> _Action item_
The expected output is the data below, restated word for word.

Items listed in a dataset:
________
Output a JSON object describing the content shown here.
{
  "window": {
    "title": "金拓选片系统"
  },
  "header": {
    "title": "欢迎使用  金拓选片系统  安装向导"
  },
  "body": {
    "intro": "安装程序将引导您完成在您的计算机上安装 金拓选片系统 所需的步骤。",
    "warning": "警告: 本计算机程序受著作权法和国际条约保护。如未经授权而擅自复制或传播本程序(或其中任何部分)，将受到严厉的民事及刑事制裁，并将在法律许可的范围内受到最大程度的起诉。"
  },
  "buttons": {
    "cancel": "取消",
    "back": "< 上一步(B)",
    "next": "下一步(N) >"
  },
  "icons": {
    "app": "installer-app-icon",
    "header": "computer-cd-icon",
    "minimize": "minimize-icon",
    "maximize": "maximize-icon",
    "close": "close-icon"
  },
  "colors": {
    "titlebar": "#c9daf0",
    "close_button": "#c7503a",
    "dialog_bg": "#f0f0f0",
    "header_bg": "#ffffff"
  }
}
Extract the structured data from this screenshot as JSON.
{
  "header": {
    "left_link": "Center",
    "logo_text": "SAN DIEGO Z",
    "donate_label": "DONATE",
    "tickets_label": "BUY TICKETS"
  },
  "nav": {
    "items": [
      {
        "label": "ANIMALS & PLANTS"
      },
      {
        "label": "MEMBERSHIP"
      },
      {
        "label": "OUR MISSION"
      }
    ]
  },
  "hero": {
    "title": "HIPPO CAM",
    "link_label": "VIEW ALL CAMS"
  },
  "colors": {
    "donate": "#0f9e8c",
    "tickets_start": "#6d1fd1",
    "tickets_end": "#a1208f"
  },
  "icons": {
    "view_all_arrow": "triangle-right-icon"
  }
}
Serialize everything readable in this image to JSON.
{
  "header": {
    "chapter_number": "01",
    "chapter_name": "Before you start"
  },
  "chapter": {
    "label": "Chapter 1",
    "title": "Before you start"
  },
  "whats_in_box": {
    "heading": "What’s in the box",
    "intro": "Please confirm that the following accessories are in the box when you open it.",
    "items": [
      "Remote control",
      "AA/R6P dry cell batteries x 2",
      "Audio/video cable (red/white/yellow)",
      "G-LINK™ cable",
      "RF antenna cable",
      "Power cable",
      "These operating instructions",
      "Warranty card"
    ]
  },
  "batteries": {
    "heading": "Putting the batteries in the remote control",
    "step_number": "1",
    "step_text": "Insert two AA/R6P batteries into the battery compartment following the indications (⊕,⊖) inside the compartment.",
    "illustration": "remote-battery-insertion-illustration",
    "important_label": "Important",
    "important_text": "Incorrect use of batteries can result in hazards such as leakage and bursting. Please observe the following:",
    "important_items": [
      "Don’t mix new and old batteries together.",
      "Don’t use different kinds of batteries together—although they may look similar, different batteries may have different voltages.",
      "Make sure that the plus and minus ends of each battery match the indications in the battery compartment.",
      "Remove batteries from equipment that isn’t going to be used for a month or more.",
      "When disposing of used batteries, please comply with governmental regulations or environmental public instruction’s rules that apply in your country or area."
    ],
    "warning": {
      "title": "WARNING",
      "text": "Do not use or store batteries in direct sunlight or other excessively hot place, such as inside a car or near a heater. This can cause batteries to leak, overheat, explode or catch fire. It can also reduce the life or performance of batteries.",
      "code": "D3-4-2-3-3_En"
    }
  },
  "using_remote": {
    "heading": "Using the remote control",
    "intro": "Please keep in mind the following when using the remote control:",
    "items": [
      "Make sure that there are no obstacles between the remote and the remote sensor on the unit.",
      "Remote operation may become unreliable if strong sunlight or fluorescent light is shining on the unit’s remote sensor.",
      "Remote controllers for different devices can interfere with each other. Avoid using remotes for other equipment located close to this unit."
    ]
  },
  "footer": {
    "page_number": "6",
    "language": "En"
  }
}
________
> _Task solution_
Output a JSON object describing the content shown here.
{
  "window": {
    "title": "金拓选片系统"
  },
  "header": {
    "title": "欢迎使用  金拓选片系统  安装向导"
  },
  "body": {
    "intro": "安装程序将引导您完成在您的计算机上安装 金拓选片系统 所需的步骤。",
    "warning": "警告: 本计算机程序受著作权法和国际条约保护。如未经授权而擅自复制或传播本程序(或其中任何部分)，将受到严厉的民事及刑事制裁，并将在法律许可的范围内受到最大程度的起诉。"
  },
  "buttons": {
    "cancel": "取消",
    "back": "< 上一步(B)",
    "next": "下一步(N) >"
  },
  "icons": {
    "app": "installer-app-icon",
    "header": "computer-cd-icon",
    "minimize": "minimize-icon",
    "maximize": "maximize-icon",
    "close": "close-icon"
  },
  "colors": {
    "titlebar": "#c9daf0",
    "close_button": "#c7503a",
    "dialog_bg": "#f0f0f0",
    "header_bg": "#ffffff"
  }
}
Extract the structured data from this screenshot as JSON.
{
  "header": {
    "left_link": "Center",
    "logo_text": "SAN DIEGO Z",
    "donate_label": "DONATE",
    "tickets_label": "BUY TICKETS"
  },
  "nav": {
    "items": [
      {
        "label": "ANIMALS & PLANTS"
      },
      {
        "label": "MEMBERSHIP"
      },
      {
        "label": "OUR MISSION"
      }
    ]
  },
  "hero": {
    "title": "HIPPO CAM",
    "link_label": "VIEW ALL CAMS"
  },
  "colors": {
    "donate": "#0f9e8c",
    "tickets_start": "#6d1fd1",
    "tickets_end": "#a1208f"
  },
  "icons": {
    "view_all_arrow": "triangle-right-icon"
  }
}
Serialize everything readable in this image to JSON.
{
  "header": {
    "chapter_number": "01",
    "chapter_name": "Before you start"
  },
  "chapter": {
    "label": "Chapter 1",
    "title": "Before you start"
  },
  "whats_in_box": {
    "heading": "What’s in the box",
    "intro": "Please confirm that the following accessories are in the box when you open it.",
    "items": [
      "Remote control",
      "AA/R6P dry cell batteries x 2",
      "Audio/video cable (red/white/yellow)",
      "G-LINK™ cable",
      "RF antenna cable",
      "Power cable",
      "These operating instructions",
      "Warranty card"
    ]
  },
  "batteries": {
    "heading": "Putting the batteries in the remote control",
    "step_number": "1",
    "step_text": "Insert two AA/R6P batteries into the battery compartment following the indications (⊕,⊖) inside the compartment.",
    "illustration": "remote-battery-insertion-illustration",
    "important_label": "Important",
    "important_text": "Incorrect use of batteries can result in hazards such as leakage and bursting. Please observe the following:",
    "important_items": [
      "Don’t mix new and old batteries together.",
      "Don’t use different kinds of batteries together—although they may look similar, different batteries may have different voltages.",
      "Make sure that the plus and minus ends of each battery match the indications in the battery compartment.",
      "Remove batteries from equipment that isn’t going to be used for a month or more.",
      "When disposing of used batteries, please comply with governmental regulations or environmental public instruction’s rules that apply in your country or area."
    ],
    "warning": {
      "title": "WARNING",
      "text": "Do not use or store batteries in direct sunlight or other excessively hot place, such as inside a car or near a heater. This can cause batteries to leak, overheat, explode or catch fire. It can also reduce the life or performance of batteries.",
      "code": "D3-4-2-3-3_En"
    }
  },
  "using_remote": {
    "heading": "Using the remote control",
    "intro": "Please keep in mind the following when using the remote control:",
    "items": [
      "Make sure that there are no obstacles between the remote and the remote sensor on the unit.",
      "Remote operation may become unreliable if strong sunlight or fluorescent light is shining on the unit’s remote sensor.",
      "Remote controllers for different devices can interfere with each other. Avoid using remotes for other equipment located close to this unit."
    ]
  },
  "footer": {
    "page_number": "6",
    "language": "En"
  }
}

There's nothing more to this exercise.